Below are records; extract exactly the lines from the one with "Parse this screenshot: output" through the final line, including both, but drop the pictures.

★ ★ ★ ★ ★

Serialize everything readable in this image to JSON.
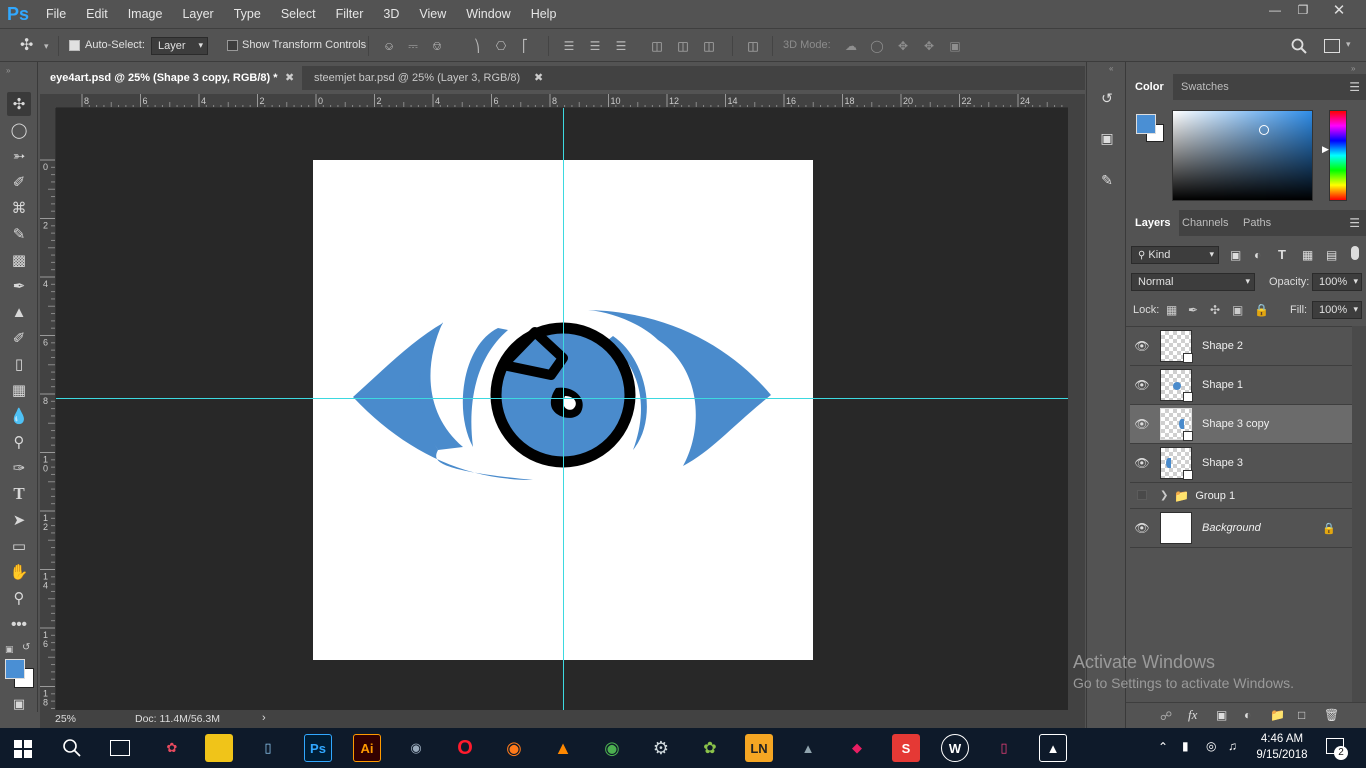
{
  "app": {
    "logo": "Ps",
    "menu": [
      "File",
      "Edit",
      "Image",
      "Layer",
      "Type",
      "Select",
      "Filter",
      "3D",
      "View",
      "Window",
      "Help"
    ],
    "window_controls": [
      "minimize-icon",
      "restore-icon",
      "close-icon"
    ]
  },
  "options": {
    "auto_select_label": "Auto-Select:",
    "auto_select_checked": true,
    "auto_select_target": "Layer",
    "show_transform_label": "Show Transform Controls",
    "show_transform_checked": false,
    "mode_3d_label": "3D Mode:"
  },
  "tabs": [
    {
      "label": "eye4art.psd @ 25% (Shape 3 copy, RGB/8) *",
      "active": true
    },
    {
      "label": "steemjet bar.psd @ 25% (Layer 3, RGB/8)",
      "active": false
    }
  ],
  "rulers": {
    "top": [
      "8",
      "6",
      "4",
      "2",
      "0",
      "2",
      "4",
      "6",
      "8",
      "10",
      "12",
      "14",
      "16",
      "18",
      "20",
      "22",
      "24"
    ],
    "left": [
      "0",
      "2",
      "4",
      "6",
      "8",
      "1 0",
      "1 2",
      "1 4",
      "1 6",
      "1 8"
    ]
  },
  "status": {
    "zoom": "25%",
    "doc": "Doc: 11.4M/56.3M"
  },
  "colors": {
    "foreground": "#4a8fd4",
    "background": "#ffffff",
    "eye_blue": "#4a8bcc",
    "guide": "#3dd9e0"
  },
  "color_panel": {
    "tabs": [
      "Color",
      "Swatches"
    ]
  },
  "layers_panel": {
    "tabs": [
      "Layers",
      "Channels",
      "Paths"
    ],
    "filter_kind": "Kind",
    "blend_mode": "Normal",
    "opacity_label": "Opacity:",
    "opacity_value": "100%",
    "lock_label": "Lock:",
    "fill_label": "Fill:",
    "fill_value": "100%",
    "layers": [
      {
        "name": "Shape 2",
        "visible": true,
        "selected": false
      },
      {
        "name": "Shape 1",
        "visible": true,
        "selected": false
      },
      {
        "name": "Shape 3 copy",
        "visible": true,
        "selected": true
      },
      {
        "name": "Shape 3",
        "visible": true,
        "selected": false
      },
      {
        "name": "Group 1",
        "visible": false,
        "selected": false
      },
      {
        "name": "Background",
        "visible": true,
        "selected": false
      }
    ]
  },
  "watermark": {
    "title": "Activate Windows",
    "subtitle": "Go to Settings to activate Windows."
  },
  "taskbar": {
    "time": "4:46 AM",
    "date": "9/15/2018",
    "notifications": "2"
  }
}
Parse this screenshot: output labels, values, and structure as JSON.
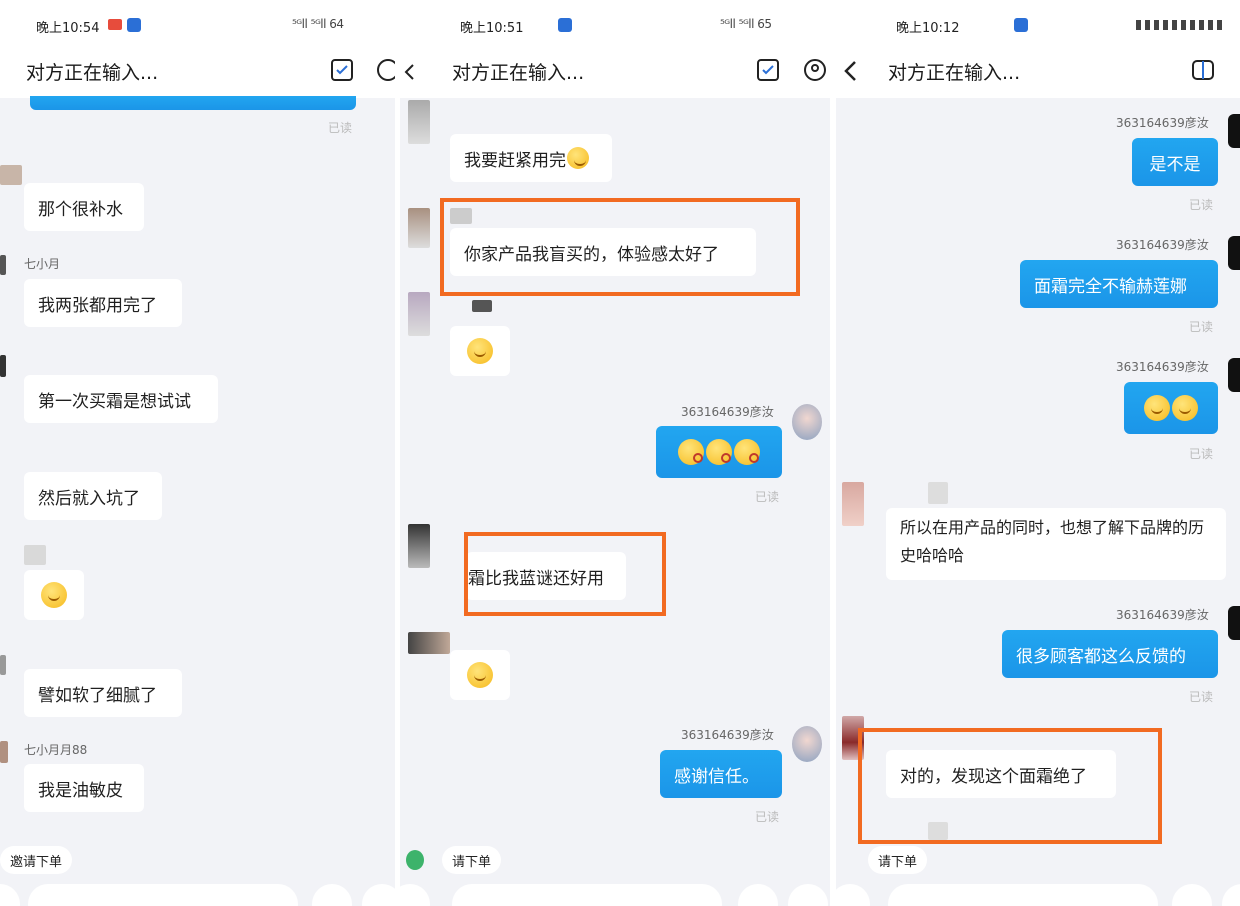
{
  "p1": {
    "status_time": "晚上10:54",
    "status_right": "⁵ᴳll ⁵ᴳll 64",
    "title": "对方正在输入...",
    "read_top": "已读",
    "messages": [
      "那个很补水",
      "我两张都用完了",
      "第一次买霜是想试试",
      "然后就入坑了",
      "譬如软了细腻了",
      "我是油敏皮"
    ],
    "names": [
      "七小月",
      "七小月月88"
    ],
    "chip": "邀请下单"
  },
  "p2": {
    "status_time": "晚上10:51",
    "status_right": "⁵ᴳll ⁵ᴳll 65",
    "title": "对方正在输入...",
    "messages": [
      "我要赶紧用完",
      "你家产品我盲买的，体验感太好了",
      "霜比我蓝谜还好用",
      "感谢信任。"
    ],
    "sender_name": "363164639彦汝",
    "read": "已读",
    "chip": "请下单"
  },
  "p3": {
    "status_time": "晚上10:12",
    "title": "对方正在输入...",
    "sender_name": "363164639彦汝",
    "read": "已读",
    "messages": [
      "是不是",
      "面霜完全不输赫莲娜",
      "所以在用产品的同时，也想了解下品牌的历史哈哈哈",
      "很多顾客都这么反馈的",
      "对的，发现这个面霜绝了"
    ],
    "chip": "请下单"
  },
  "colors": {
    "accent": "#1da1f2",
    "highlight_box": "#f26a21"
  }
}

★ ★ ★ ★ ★

◆ Final answer ◆
Parse this screenshot: output labels, values, and structure as JSON.
{
  "p1": {
    "status_time": "晚上10:54",
    "status_right": "⁵ᴳll ⁵ᴳll 64",
    "title": "对方正在输入...",
    "read_top": "已读",
    "messages": [
      "那个很补水",
      "我两张都用完了",
      "第一次买霜是想试试",
      "然后就入坑了",
      "譬如软了细腻了",
      "我是油敏皮"
    ],
    "names": [
      "七小月",
      "七小月月88"
    ],
    "chip": "邀请下单"
  },
  "p2": {
    "status_time": "晚上10:51",
    "status_right": "⁵ᴳll ⁵ᴳll 65",
    "title": "对方正在输入...",
    "messages": [
      "我要赶紧用完",
      "你家产品我盲买的，体验感太好了",
      "霜比我蓝谜还好用",
      "感谢信任。"
    ],
    "sender_name": "363164639彦汝",
    "read": "已读",
    "chip": "请下单"
  },
  "p3": {
    "status_time": "晚上10:12",
    "title": "对方正在输入...",
    "sender_name": "363164639彦汝",
    "read": "已读",
    "messages": [
      "是不是",
      "面霜完全不输赫莲娜",
      "所以在用产品的同时，也想了解下品牌的历史哈哈哈",
      "很多顾客都这么反馈的",
      "对的，发现这个面霜绝了"
    ],
    "chip": "请下单"
  },
  "colors": {
    "accent": "#1da1f2",
    "highlight_box": "#f26a21"
  }
}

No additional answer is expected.